The class represents not only racers, but everyone involved in Mirror sailing. It is a point of contact for anyone who owns a Mirror if they wish to get in touch. They can be put in touch with local clubs and organisations by the MCA. Let's face it - you talk about training and the Pixel, the success of the Laser - what are these boats for? You can't go cruising in a Laser, can you?? Training kids at clubs and teaching sailing all has one purpose in mind - RACING!! It's up to people to step back from racing if they just want to potter around these days.
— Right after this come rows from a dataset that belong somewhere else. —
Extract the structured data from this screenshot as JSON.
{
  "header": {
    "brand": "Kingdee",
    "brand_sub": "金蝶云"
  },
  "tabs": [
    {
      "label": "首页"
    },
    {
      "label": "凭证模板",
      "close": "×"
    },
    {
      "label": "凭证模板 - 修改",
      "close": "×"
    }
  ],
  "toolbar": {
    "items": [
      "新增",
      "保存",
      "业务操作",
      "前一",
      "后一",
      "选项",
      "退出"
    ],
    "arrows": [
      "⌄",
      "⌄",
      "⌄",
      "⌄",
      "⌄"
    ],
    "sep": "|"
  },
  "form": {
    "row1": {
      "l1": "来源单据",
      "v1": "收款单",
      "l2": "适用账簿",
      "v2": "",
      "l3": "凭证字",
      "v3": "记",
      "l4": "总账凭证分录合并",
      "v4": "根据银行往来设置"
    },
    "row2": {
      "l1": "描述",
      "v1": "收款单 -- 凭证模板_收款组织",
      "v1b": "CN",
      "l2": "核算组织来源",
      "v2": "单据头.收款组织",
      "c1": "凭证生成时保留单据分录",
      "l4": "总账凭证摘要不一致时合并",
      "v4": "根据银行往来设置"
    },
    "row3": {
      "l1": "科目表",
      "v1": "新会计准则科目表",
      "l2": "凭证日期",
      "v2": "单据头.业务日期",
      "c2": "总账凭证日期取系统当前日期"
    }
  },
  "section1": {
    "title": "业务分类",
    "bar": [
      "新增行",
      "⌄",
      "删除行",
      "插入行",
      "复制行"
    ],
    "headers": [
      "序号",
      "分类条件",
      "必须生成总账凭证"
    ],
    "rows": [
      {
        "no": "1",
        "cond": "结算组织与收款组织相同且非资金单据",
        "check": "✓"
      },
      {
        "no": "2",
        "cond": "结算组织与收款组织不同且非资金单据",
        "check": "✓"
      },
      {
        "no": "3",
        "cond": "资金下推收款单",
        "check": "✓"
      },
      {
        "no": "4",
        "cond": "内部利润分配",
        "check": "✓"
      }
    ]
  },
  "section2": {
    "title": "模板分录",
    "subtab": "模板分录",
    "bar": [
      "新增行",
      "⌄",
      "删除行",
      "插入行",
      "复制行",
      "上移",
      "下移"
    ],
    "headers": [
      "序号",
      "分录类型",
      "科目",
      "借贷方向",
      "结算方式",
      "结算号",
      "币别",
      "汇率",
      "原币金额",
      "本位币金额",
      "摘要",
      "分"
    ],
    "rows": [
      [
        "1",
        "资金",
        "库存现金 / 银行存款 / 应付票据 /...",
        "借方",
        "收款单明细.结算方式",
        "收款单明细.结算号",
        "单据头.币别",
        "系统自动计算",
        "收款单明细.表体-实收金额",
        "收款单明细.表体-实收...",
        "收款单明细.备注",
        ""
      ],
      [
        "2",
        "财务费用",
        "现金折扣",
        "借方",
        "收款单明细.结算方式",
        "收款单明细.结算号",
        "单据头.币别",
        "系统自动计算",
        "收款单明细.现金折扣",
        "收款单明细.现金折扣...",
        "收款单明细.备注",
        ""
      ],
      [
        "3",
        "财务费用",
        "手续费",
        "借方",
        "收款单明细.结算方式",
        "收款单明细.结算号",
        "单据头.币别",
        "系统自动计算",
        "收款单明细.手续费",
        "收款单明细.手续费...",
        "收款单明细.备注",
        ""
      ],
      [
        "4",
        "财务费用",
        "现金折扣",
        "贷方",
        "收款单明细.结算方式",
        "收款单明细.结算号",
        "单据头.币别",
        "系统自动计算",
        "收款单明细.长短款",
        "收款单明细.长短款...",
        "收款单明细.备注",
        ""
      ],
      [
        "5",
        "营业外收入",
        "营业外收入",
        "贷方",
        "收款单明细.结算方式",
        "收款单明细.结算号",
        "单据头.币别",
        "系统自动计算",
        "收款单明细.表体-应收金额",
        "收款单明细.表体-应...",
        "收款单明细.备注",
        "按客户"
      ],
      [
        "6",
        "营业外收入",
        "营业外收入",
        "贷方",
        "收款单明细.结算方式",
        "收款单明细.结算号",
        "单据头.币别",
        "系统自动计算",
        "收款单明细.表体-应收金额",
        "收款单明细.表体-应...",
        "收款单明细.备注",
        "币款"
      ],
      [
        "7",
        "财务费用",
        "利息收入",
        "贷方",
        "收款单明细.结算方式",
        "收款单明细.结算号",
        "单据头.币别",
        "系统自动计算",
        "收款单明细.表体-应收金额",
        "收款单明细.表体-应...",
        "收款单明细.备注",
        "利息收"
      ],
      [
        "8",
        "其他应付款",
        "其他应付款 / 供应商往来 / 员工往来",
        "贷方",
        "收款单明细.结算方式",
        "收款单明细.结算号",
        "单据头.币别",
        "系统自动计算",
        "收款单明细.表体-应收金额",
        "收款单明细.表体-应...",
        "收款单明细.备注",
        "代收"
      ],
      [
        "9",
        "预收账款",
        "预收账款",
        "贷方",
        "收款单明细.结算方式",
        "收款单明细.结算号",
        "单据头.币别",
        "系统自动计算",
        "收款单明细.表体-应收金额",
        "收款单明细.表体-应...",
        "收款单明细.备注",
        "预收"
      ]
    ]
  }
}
Think how many clubs there are on lakes and reservoirs - you can't go cruising on a half mile long lake, can you?

Burl

Please Log in to join the conversation.

Time to create page: 0.292 seconds
Powered by Kunena Forum

Latest forum posts

More Topics »

Forthcoming Events

03 Aug 2019
Bassenthwaite Sailing Club
Bassweek Annual Regatta
03 Aug 2019
Bassenthwaite Sailing Club
Bassweek Annual Regatta
03 Aug 2019
Bassenthwaite Sailing Club
Bassweek Annual Regatta
03 Aug 2019
Bassenthwaite Sailing Club
Bassweek Annual Regatta
03 Aug 2019
Bassenthwaite Sailing Club
Bassweek Annual Regatta
03 Aug 2019
Bassenthwaite Sailing Club
Bassweek Annual Regatta
03 Aug 2019
Bassenthwaite Sailing Club
Bassweek Annual Regatta
03 Aug 2019
Bassenthwaite Sailing Club
Bassweek Annual Regatta
03 Aug 2019
Bassenthwaite Sailing Club
Bassweek Annual Regatta
11 Aug 2019
Poole Yacht Club
UK National Championships